• _Record set_
-- -- --
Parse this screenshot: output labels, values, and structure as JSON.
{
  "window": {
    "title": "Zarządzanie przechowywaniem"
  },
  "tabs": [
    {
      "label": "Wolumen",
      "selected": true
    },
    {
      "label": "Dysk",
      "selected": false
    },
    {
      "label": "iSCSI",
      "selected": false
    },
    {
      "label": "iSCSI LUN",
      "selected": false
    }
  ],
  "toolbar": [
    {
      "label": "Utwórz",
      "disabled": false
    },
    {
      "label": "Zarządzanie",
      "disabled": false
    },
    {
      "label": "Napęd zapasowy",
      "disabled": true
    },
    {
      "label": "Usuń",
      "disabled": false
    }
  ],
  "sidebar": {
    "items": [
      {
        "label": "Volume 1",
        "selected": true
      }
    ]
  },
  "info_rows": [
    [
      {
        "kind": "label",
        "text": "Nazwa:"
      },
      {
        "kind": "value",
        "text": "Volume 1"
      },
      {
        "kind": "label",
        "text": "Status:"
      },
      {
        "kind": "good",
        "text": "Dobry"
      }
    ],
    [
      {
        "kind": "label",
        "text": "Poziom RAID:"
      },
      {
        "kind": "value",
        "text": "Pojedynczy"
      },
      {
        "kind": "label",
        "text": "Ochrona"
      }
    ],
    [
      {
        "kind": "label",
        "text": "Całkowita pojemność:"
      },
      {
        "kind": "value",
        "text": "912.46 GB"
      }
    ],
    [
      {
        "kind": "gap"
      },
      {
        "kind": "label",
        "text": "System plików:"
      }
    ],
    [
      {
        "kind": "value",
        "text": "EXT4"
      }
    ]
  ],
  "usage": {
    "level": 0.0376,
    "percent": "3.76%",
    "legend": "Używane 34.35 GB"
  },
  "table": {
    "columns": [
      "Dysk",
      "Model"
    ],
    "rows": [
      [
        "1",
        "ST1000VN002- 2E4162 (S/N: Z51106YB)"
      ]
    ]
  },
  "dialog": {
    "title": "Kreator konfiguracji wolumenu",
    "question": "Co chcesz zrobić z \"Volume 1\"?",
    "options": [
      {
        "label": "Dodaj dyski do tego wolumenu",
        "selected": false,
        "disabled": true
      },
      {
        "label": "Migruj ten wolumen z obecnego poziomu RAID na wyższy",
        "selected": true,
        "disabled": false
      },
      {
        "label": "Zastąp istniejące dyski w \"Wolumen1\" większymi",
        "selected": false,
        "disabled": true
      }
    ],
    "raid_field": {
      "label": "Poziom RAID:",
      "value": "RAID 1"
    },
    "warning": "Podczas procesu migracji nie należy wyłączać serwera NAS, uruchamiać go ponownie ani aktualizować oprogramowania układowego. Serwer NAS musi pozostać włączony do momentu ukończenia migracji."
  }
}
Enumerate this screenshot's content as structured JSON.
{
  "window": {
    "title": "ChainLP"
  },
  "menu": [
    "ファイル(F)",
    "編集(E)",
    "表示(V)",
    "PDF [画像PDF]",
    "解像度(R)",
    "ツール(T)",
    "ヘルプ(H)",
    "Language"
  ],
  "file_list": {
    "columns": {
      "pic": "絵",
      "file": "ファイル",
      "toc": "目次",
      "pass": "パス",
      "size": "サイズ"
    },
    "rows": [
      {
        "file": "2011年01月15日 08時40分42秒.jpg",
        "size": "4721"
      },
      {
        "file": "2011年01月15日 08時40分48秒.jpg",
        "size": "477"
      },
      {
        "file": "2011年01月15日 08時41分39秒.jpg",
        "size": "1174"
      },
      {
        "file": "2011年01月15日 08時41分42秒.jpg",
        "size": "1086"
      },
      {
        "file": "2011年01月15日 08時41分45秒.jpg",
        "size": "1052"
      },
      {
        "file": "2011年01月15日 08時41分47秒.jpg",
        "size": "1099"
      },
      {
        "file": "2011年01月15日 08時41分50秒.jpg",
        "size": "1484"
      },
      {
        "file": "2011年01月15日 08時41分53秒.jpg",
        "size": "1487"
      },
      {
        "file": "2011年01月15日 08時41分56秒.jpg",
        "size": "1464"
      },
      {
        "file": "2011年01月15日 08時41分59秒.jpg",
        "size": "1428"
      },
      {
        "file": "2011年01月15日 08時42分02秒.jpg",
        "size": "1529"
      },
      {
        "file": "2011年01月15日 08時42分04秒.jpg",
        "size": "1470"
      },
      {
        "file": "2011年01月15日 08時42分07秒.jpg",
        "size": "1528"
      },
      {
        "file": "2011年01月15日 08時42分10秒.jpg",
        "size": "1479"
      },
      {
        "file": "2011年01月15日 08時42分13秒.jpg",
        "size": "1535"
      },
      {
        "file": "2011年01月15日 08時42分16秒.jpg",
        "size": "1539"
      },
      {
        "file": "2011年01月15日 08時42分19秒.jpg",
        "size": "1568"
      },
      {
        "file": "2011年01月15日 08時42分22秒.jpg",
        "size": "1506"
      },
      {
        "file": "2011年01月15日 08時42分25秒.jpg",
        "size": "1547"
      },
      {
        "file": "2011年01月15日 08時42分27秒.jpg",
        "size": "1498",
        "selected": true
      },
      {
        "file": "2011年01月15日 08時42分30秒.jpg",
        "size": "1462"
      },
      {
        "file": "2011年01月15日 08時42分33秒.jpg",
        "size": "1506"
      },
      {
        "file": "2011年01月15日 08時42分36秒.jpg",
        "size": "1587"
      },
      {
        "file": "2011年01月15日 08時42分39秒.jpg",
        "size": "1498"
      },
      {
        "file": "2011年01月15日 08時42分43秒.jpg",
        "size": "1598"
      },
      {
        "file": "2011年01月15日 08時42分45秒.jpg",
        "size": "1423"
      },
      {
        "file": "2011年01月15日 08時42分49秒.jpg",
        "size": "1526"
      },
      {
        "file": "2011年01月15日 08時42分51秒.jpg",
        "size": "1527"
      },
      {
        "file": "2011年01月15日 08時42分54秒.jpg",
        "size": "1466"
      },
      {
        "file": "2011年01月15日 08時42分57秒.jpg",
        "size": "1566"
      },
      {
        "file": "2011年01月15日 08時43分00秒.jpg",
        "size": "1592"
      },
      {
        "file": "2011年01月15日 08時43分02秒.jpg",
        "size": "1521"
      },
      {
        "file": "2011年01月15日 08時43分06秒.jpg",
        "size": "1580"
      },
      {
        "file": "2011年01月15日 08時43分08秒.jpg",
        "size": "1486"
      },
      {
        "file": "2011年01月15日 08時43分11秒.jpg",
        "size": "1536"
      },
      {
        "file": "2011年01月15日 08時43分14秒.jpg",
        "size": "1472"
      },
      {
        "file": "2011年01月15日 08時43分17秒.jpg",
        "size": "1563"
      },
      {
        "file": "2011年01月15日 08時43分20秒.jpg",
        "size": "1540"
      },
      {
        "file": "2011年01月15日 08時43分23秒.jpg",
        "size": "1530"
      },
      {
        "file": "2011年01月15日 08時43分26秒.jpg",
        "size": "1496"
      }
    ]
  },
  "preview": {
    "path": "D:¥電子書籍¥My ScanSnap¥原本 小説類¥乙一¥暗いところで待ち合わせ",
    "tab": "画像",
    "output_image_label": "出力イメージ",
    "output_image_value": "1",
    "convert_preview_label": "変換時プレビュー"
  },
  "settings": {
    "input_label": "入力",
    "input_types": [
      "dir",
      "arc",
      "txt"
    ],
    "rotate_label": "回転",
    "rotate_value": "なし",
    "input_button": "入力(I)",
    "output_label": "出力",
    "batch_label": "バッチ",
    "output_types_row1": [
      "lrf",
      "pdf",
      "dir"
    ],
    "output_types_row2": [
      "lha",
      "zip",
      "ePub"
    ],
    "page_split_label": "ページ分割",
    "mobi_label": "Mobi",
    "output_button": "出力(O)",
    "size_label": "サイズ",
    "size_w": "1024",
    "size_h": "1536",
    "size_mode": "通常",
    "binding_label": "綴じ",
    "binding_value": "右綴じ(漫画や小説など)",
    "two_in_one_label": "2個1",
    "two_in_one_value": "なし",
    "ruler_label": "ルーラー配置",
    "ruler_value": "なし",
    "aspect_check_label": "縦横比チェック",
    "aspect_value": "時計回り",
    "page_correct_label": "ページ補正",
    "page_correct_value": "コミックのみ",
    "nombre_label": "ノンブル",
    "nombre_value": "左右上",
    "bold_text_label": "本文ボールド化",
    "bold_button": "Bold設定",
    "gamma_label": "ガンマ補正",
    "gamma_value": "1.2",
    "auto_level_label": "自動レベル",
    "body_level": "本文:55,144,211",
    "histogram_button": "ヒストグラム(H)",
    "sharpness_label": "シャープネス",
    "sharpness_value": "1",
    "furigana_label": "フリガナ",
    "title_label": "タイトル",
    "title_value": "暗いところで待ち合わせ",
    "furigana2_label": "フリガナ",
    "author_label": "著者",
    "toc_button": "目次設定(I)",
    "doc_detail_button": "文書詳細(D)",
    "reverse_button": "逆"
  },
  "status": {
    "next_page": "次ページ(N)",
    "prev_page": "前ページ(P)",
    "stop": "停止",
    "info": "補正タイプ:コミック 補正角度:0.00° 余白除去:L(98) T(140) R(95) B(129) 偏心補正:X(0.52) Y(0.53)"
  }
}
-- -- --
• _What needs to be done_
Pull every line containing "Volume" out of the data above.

• _Result below_
        "label": "Volume 1",
        "text": "Volume 1"
    "question": "Co chcesz zrobić z \"Volume 1\"?",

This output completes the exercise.